Mark Wilson, Chairman of the AGW between 1982 and 1984 and former Golf Correspondent of the Daily Express and Director of Communications of The European Tour, led the tributes of the golfing world when he said: “Chris promised much as a golfer when he was talented enough to compete in the Carris Trophy. But when cruelly disabled, he became an inspiration in bravely coping with life in a wheelchair, and his ridiculous sense of humour attracted many friends. He was a keen student of race form, loved a gamble on the horses, and also enjoyed the challenge of the AGW Pick Your Pro competition as a means of contributing to his favourite charity. In his final hours in hospital, news was given to him that he alone had selected that week’s champion, Richie Ramsay in the Trophée Hassan II. Great timing! RIP Chris Plumridge, a winner to the end.”
Renton Laidlaw, President of the AGW and commentator for The Golf Channel, said: “Chris never lost his enthusiasm for golf. He was always in demand to write articles which he produced with polish and professionalism. A keen racing fan, Chris did much work behind the scenes for The European Tour who had every reason to be grateful for his loyalty. Everyone who knew Chris admired his indefatigable spirit despite the illness which he battled so bravely for so many years. He was an inspiration to us all.”
Michael McDonnell, formerly Golf Correspondent of The Daily Mail and Chairman (1978-1982 and 1992-1995) and President (1998-2004) of the AGW, said: “Chris was an outstanding influence on golf writers including myself for more than 40 years. As editor of numerous golf annuals and magazines he exerted a light and powerful touch and knew exactly what he wanted – and got it from his writers. His humour was infectious and irreverent and he was always a joy to be around except when he was winning at golf which was quite often. It has been a privilege to have worked with – and for – this gifted character and to have witnessed his talents at first hand. Rest in Peace, old chum.”

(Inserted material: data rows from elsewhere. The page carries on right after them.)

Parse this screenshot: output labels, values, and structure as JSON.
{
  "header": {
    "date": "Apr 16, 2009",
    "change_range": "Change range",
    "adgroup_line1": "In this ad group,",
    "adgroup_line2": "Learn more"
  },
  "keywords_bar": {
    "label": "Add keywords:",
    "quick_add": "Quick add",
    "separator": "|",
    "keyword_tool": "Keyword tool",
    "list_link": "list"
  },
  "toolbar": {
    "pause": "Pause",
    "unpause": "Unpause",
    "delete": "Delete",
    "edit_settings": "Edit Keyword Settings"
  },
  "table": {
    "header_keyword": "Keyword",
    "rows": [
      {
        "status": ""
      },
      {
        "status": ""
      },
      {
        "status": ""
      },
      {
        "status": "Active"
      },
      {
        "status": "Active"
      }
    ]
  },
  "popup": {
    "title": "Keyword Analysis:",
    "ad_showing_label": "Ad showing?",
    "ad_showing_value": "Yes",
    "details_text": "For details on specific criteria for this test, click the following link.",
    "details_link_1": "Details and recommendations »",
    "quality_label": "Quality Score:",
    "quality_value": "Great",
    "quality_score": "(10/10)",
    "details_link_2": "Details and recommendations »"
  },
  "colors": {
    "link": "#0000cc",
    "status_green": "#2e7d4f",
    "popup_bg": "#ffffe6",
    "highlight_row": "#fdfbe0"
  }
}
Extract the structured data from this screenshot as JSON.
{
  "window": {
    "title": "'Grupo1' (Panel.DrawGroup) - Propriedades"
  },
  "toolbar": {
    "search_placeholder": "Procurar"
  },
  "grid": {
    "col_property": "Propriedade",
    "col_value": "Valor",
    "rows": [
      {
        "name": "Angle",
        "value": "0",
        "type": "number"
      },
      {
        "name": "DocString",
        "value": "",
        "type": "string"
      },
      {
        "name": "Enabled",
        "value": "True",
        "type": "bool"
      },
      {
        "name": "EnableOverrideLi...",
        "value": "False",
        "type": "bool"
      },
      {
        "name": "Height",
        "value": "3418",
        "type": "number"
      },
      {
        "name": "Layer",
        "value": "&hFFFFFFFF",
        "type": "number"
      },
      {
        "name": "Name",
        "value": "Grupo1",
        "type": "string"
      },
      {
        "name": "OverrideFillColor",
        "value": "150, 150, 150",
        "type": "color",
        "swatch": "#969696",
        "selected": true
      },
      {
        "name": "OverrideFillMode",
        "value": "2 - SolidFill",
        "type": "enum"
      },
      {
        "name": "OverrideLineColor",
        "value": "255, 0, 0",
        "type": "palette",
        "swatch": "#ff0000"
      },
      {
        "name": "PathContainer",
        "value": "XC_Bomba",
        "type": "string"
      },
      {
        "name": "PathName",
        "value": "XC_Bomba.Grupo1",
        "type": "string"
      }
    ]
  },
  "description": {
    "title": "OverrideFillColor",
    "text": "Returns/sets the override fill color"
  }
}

Chris leaves two children, Jo and Jess, and two grand-children, Archie and Raffy whom he adored.
The funeral will be on Thursday April 16 at 4.00pm at Chiltern Crematorium and the reception afterwards will be at Beaconsfield Golf Club.
Family flowers only. Donations if desired to CHP, The Golf Foundation, c/o Arnold’s Funeral Services, 32, Gregories Road, Beaconsfield, Bucks HP9 1HQ